● **Try it**
Reproduce every line that appears below, precisely and completely.

Data entries
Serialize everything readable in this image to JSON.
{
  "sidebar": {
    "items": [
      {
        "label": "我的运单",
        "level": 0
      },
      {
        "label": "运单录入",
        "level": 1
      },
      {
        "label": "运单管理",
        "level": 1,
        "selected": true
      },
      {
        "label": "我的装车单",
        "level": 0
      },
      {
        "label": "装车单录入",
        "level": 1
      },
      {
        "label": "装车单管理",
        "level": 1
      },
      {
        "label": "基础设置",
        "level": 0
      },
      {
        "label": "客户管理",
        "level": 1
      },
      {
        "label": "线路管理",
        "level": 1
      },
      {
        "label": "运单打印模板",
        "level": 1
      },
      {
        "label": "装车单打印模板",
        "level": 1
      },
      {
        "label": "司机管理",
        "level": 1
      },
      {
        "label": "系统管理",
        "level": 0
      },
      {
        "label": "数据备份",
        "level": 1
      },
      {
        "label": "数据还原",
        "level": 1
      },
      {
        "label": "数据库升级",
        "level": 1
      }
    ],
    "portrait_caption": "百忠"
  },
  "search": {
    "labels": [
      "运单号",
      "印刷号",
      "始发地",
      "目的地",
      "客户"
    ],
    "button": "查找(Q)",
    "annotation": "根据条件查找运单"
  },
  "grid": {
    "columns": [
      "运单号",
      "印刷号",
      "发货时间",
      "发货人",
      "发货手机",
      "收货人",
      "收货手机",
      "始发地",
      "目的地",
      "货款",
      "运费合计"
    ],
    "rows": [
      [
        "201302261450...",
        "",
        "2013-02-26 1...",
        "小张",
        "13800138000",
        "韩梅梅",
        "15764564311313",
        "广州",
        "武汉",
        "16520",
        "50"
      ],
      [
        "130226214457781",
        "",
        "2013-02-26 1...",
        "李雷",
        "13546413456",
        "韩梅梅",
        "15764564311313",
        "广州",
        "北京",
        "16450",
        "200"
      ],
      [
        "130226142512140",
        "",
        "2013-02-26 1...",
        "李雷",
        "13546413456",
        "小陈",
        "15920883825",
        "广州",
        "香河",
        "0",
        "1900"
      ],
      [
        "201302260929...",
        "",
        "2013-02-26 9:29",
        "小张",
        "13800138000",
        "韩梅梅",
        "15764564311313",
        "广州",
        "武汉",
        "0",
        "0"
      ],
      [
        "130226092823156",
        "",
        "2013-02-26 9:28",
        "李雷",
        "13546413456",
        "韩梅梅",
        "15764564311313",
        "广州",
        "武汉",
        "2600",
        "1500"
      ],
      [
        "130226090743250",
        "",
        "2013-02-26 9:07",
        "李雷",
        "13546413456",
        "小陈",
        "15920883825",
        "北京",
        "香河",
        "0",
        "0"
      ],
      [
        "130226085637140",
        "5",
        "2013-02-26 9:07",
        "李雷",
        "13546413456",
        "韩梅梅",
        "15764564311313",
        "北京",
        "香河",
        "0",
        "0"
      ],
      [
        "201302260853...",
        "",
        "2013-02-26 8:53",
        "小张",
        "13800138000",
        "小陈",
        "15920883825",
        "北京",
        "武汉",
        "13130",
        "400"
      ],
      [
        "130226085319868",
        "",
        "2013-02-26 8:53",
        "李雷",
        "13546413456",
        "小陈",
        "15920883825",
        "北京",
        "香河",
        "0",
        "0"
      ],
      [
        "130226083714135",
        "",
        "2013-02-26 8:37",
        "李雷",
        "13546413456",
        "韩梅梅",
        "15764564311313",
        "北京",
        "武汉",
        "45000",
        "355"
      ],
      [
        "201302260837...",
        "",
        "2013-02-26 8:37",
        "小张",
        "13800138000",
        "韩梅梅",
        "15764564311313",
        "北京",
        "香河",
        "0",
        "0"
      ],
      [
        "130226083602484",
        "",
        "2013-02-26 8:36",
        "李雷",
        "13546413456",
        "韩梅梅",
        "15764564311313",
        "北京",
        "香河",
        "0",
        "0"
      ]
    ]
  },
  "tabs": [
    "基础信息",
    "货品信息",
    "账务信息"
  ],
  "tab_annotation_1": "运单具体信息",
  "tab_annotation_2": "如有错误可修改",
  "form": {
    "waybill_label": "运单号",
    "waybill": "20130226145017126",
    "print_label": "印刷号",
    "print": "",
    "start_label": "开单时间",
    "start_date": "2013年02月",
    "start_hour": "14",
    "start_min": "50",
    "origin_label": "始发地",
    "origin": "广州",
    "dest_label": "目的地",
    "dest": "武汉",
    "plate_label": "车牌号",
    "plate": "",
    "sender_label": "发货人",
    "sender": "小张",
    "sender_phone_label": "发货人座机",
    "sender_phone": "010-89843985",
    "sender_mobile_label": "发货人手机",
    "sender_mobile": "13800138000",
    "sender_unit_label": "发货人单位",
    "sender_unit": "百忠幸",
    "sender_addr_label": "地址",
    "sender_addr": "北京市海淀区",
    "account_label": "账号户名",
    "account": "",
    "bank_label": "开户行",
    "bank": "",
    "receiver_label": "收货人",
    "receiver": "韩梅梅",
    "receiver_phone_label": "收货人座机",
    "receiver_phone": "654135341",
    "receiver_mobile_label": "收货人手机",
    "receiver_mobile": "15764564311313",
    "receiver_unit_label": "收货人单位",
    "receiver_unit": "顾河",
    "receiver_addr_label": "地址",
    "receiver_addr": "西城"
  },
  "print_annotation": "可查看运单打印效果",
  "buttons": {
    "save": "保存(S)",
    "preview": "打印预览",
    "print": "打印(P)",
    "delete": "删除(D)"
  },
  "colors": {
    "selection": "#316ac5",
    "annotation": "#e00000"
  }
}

● **Exercise answer**
Serialize everything readable in this image to JSON.
{
  "sidebar": {
    "items": [
      {
        "label": "我的运单",
        "level": 0
      },
      {
        "label": "运单录入",
        "level": 1
      },
      {
        "label": "运单管理",
        "level": 1,
        "selected": true
      },
      {
        "label": "我的装车单",
        "level": 0
      },
      {
        "label": "装车单录入",
        "level": 1
      },
      {
        "label": "装车单管理",
        "level": 1
      },
      {
        "label": "基础设置",
        "level": 0
      },
      {
        "label": "客户管理",
        "level": 1
      },
      {
        "label": "线路管理",
        "level": 1
      },
      {
        "label": "运单打印模板",
        "level": 1
      },
      {
        "label": "装车单打印模板",
        "level": 1
      },
      {
        "label": "司机管理",
        "level": 1
      },
      {
        "label": "系统管理",
        "level": 0
      },
      {
        "label": "数据备份",
        "level": 1
      },
      {
        "label": "数据还原",
        "level": 1
      },
      {
        "label": "数据库升级",
        "level": 1
      }
    ],
    "portrait_caption": "百忠"
  },
  "search": {
    "labels": [
      "运单号",
      "印刷号",
      "始发地",
      "目的地",
      "客户"
    ],
    "button": "查找(Q)",
    "annotation": "根据条件查找运单"
  },
  "grid": {
    "columns": [
      "运单号",
      "印刷号",
      "发货时间",
      "发货人",
      "发货手机",
      "收货人",
      "收货手机",
      "始发地",
      "目的地",
      "货款",
      "运费合计"
    ],
    "rows": [
      [
        "201302261450...",
        "",
        "2013-02-26 1...",
        "小张",
        "13800138000",
        "韩梅梅",
        "15764564311313",
        "广州",
        "武汉",
        "16520",
        "50"
      ],
      [
        "130226214457781",
        "",
        "2013-02-26 1...",
        "李雷",
        "13546413456",
        "韩梅梅",
        "15764564311313",
        "广州",
        "北京",
        "16450",
        "200"
      ],
      [
        "130226142512140",
        "",
        "2013-02-26 1...",
        "李雷",
        "13546413456",
        "小陈",
        "15920883825",
        "广州",
        "香河",
        "0",
        "1900"
      ],
      [
        "201302260929...",
        "",
        "2013-02-26 9:29",
        "小张",
        "13800138000",
        "韩梅梅",
        "15764564311313",
        "广州",
        "武汉",
        "0",
        "0"
      ],
      [
        "130226092823156",
        "",
        "2013-02-26 9:28",
        "李雷",
        "13546413456",
        "韩梅梅",
        "15764564311313",
        "广州",
        "武汉",
        "2600",
        "1500"
      ],
      [
        "130226090743250",
        "",
        "2013-02-26 9:07",
        "李雷",
        "13546413456",
        "小陈",
        "15920883825",
        "北京",
        "香河",
        "0",
        "0"
      ],
      [
        "130226085637140",
        "5",
        "2013-02-26 9:07",
        "李雷",
        "13546413456",
        "韩梅梅",
        "15764564311313",
        "北京",
        "香河",
        "0",
        "0"
      ],
      [
        "201302260853...",
        "",
        "2013-02-26 8:53",
        "小张",
        "13800138000",
        "小陈",
        "15920883825",
        "北京",
        "武汉",
        "13130",
        "400"
      ],
      [
        "130226085319868",
        "",
        "2013-02-26 8:53",
        "李雷",
        "13546413456",
        "小陈",
        "15920883825",
        "北京",
        "香河",
        "0",
        "0"
      ],
      [
        "130226083714135",
        "",
        "2013-02-26 8:37",
        "李雷",
        "13546413456",
        "韩梅梅",
        "15764564311313",
        "北京",
        "武汉",
        "45000",
        "355"
      ],
      [
        "201302260837...",
        "",
        "2013-02-26 8:37",
        "小张",
        "13800138000",
        "韩梅梅",
        "15764564311313",
        "北京",
        "香河",
        "0",
        "0"
      ],
      [
        "130226083602484",
        "",
        "2013-02-26 8:36",
        "李雷",
        "13546413456",
        "韩梅梅",
        "15764564311313",
        "北京",
        "香河",
        "0",
        "0"
      ]
    ]
  },
  "tabs": [
    "基础信息",
    "货品信息",
    "账务信息"
  ],
  "tab_annotation_1": "运单具体信息",
  "tab_annotation_2": "如有错误可修改",
  "form": {
    "waybill_label": "运单号",
    "waybill": "20130226145017126",
    "print_label": "印刷号",
    "print": "",
    "start_label": "开单时间",
    "start_date": "2013年02月",
    "start_hour": "14",
    "start_min": "50",
    "origin_label": "始发地",
    "origin": "广州",
    "dest_label": "目的地",
    "dest": "武汉",
    "plate_label": "车牌号",
    "plate": "",
    "sender_label": "发货人",
    "sender": "小张",
    "sender_phone_label": "发货人座机",
    "sender_phone": "010-89843985",
    "sender_mobile_label": "发货人手机",
    "sender_mobile": "13800138000",
    "sender_unit_label": "发货人单位",
    "sender_unit": "百忠幸",
    "sender_addr_label": "地址",
    "sender_addr": "北京市海淀区",
    "account_label": "账号户名",
    "account": "",
    "bank_label": "开户行",
    "bank": "",
    "receiver_label": "收货人",
    "receiver": "韩梅梅",
    "receiver_phone_label": "收货人座机",
    "receiver_phone": "654135341",
    "receiver_mobile_label": "收货人手机",
    "receiver_mobile": "15764564311313",
    "receiver_unit_label": "收货人单位",
    "receiver_unit": "顾河",
    "receiver_addr_label": "地址",
    "receiver_addr": "西城"
  },
  "print_annotation": "可查看运单打印效果",
  "buttons": {
    "save": "保存(S)",
    "preview": "打印预览",
    "print": "打印(P)",
    "delete": "删除(D)"
  },
  "colors": {
    "selection": "#316ac5",
    "annotation": "#e00000"
  }
}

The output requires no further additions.